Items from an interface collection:
-------
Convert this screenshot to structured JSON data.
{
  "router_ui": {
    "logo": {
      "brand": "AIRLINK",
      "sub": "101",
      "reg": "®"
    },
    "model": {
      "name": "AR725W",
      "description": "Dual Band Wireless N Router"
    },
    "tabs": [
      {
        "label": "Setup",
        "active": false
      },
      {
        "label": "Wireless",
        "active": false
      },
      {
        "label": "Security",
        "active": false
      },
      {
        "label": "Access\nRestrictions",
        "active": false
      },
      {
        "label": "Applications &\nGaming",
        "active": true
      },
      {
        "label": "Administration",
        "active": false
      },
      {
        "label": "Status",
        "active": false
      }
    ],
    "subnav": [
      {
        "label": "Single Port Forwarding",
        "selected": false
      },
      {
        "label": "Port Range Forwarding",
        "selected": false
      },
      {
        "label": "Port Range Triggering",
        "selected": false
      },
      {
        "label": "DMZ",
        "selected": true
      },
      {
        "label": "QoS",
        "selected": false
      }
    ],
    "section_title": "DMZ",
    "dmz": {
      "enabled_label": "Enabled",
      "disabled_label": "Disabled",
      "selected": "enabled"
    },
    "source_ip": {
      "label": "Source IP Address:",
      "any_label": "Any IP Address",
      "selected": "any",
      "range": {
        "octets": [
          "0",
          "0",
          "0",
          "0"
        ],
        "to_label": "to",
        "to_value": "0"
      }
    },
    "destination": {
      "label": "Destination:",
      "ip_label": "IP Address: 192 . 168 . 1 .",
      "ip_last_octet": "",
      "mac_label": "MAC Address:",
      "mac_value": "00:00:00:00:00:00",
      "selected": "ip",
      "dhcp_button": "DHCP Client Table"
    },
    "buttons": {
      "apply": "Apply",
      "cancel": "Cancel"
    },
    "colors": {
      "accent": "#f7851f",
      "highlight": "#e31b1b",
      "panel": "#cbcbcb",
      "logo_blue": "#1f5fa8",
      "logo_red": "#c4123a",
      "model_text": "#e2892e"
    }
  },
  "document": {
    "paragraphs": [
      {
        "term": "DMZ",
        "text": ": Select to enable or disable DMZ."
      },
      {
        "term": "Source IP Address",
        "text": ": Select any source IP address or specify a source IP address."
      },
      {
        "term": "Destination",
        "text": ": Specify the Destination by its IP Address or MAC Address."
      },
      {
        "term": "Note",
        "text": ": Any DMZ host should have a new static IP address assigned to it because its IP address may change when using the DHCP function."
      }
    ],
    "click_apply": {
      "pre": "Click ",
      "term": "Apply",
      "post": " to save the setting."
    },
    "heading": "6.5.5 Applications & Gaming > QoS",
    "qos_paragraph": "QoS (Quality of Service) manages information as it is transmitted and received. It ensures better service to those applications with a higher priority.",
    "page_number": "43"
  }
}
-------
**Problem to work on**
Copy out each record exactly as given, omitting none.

**Completed exercise**
Convert this screenshot to structured JSON data.
{
  "router_ui": {
    "logo": {
      "brand": "AIRLINK",
      "sub": "101",
      "reg": "®"
    },
    "model": {
      "name": "AR725W",
      "description": "Dual Band Wireless N Router"
    },
    "tabs": [
      {
        "label": "Setup",
        "active": false
      },
      {
        "label": "Wireless",
        "active": false
      },
      {
        "label": "Security",
        "active": false
      },
      {
        "label": "Access\nRestrictions",
        "active": false
      },
      {
        "label": "Applications &\nGaming",
        "active": true
      },
      {
        "label": "Administration",
        "active": false
      },
      {
        "label": "Status",
        "active": false
      }
    ],
    "subnav": [
      {
        "label": "Single Port Forwarding",
        "selected": false
      },
      {
        "label": "Port Range Forwarding",
        "selected": false
      },
      {
        "label": "Port Range Triggering",
        "selected": false
      },
      {
        "label": "DMZ",
        "selected": true
      },
      {
        "label": "QoS",
        "selected": false
      }
    ],
    "section_title": "DMZ",
    "dmz": {
      "enabled_label": "Enabled",
      "disabled_label": "Disabled",
      "selected": "enabled"
    },
    "source_ip": {
      "label": "Source IP Address:",
      "any_label": "Any IP Address",
      "selected": "any",
      "range": {
        "octets": [
          "0",
          "0",
          "0",
          "0"
        ],
        "to_label": "to",
        "to_value": "0"
      }
    },
    "destination": {
      "label": "Destination:",
      "ip_label": "IP Address: 192 . 168 . 1 .",
      "ip_last_octet": "",
      "mac_label": "MAC Address:",
      "mac_value": "00:00:00:00:00:00",
      "selected": "ip",
      "dhcp_button": "DHCP Client Table"
    },
    "buttons": {
      "apply": "Apply",
      "cancel": "Cancel"
    },
    "colors": {
      "accent": "#f7851f",
      "highlight": "#e31b1b",
      "panel": "#cbcbcb",
      "logo_blue": "#1f5fa8",
      "logo_red": "#c4123a",
      "model_text": "#e2892e"
    }
  },
  "document": {
    "paragraphs": [
      {
        "term": "DMZ",
        "text": ": Select to enable or disable DMZ."
      },
      {
        "term": "Source IP Address",
        "text": ": Select any source IP address or specify a source IP address."
      },
      {
        "term": "Destination",
        "text": ": Specify the Destination by its IP Address or MAC Address."
      },
      {
        "term": "Note",
        "text": ": Any DMZ host should have a new static IP address assigned to it because its IP address may change when using the DHCP function."
      }
    ],
    "click_apply": {
      "pre": "Click ",
      "term": "Apply",
      "post": " to save the setting."
    },
    "heading": "6.5.5 Applications & Gaming > QoS",
    "qos_paragraph": "QoS (Quality of Service) manages information as it is transmitted and received. It ensures better service to those applications with a higher priority.",
    "page_number": "43"
  }
}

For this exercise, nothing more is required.